OTHERS OF NOTE: Christian Alvarado, RHP; Jayson Aquino, LHP; Cole Billingsley, OF; Brandon Bonilla, LHP; Ben Breazeale, C; Jacob Brown, OF; Scott Burke, RHP; Seamus Curran, 1B; Matthias Dietz, RHP; Drew Dosch, 3B; Gray Fenter, RHP; Randolph Gassaway, OF; Brian Gonzalez, LHP; Luis Gonzalez, LHP; Reed Hayes, RHP; Lucas Humpal, RHP; Michael Kelly, RHP; Jesus Liranzo, RHP; Chris Lee, LHP; Lucas Long, RHP; Adrian Marin, INF; Mason McCoy, SS; Ryan McKenna, OF: John Means, LHP; Ryan Meisinger, RHP; Cameron Ming, LHP; Irving Ortega, SS; Preston Palmeiro, 1B-2B; Jhon Peluffo, RHP; Ofelky Peralta, RHP; Milton Ramos, SS; Jake Ring, OF; Willie Rios, LHP; Aderlin Rodriguez, 1B: Yelin Rodriguez, LHP; Erick Salcedo, INF; Lamar Sparks, OF; Alexis Torres, INF; Nick Vespi, LHP; Steve Wilkerson, INF-OF; Austin Wynns, C; Jimmy Yacabonis, RHP

The Orioles farm system isn’t that bad, really; they’ve got more guys in the B- area than I expected. They could certainly use more impact players and even the top guys Hays, Mountcastle, and Sisco have some question-marks.

Overall it is a below average system but it isn’t a complete disaster.

Having three pitchers make the list via the Rule 5 draft shows a lack of depth, but on the other hand all three of them have strong analytics and could exceed general expectations. That doesn’t really make up for the failure to develop guys like Sedlock, Matthias Dietz, Chris Lee, etc., but they do have some bullpen options at least.

I’ll be around in the comments to answer questions.

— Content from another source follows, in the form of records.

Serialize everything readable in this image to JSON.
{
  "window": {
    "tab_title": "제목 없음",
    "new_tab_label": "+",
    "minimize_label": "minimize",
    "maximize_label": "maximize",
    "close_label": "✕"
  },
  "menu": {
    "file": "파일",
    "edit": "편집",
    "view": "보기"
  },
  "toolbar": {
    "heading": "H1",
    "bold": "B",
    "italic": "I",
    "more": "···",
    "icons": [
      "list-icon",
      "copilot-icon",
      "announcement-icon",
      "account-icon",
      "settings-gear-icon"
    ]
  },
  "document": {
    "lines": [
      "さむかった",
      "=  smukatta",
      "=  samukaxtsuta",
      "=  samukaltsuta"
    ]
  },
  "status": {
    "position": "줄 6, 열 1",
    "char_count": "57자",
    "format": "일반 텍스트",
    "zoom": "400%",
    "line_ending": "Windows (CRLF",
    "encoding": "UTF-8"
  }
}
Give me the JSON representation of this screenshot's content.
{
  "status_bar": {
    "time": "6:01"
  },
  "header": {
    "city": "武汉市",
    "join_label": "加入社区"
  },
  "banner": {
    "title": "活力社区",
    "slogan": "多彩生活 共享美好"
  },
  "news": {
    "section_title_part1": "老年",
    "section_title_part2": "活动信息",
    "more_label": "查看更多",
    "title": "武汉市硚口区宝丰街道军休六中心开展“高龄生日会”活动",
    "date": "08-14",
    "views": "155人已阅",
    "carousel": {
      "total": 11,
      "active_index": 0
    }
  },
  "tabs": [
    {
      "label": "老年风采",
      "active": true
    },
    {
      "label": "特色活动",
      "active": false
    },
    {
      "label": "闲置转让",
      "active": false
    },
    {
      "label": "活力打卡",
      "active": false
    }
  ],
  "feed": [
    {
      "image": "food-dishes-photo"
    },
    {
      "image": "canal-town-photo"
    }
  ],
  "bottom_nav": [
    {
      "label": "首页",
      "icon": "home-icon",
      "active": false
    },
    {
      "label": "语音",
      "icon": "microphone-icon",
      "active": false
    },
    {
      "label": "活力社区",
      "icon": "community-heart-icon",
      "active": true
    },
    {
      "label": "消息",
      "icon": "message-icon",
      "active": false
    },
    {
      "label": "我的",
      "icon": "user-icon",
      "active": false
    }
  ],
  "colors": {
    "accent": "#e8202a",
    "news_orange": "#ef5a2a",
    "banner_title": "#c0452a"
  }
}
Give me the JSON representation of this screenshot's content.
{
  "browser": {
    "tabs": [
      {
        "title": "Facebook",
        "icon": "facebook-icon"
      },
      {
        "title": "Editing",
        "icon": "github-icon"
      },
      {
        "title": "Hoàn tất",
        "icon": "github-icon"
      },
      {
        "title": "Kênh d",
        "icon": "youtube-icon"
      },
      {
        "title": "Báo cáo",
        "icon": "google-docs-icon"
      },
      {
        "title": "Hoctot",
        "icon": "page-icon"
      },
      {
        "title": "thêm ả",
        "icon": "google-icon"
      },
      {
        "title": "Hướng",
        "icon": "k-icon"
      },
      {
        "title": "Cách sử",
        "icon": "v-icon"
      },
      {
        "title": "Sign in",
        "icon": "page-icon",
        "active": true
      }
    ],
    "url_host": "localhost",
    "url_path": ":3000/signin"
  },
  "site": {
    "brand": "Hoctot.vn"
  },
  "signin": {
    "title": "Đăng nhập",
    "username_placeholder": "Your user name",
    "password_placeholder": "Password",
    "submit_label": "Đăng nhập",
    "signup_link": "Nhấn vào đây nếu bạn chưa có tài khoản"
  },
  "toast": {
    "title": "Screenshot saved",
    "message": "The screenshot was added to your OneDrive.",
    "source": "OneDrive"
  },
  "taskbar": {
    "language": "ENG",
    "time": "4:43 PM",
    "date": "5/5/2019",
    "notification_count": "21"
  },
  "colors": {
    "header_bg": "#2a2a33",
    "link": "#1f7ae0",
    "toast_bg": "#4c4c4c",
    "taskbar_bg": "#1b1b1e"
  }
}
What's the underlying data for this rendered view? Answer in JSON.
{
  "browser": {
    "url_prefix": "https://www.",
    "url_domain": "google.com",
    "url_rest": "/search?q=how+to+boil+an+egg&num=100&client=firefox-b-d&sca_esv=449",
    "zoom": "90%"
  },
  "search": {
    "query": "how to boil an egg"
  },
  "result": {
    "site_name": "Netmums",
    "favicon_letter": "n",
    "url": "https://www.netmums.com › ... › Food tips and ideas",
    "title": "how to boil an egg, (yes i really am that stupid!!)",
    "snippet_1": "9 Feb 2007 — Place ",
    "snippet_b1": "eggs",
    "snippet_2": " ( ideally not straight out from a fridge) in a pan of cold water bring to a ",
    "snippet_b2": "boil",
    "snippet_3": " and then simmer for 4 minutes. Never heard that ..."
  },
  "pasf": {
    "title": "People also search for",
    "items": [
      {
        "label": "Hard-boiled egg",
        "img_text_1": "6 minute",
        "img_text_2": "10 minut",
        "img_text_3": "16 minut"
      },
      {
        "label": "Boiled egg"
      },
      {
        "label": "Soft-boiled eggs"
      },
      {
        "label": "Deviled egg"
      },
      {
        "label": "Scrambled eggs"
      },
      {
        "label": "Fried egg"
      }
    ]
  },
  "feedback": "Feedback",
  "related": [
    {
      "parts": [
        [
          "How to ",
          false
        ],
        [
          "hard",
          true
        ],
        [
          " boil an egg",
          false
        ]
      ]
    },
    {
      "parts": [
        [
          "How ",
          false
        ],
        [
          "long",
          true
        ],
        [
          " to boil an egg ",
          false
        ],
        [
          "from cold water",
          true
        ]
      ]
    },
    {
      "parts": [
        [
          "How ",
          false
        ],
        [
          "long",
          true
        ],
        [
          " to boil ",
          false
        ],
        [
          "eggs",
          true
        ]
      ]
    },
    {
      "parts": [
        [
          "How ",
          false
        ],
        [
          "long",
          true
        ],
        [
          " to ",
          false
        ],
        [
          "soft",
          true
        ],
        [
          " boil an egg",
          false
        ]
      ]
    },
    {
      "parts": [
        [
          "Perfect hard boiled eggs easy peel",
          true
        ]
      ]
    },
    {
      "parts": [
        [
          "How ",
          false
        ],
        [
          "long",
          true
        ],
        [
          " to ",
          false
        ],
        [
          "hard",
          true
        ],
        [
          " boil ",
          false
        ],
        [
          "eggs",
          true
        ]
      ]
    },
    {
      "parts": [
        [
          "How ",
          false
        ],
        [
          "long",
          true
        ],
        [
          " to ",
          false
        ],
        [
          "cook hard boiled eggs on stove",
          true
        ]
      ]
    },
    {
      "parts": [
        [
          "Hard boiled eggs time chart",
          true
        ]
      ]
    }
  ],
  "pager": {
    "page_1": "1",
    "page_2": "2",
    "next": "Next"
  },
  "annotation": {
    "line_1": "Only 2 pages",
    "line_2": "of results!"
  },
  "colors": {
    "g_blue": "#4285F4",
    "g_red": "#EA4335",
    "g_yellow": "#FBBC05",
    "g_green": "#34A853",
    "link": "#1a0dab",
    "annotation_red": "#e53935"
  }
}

Like many teams with a large number of B- and C+ guys, exact placement is less important than the tiers.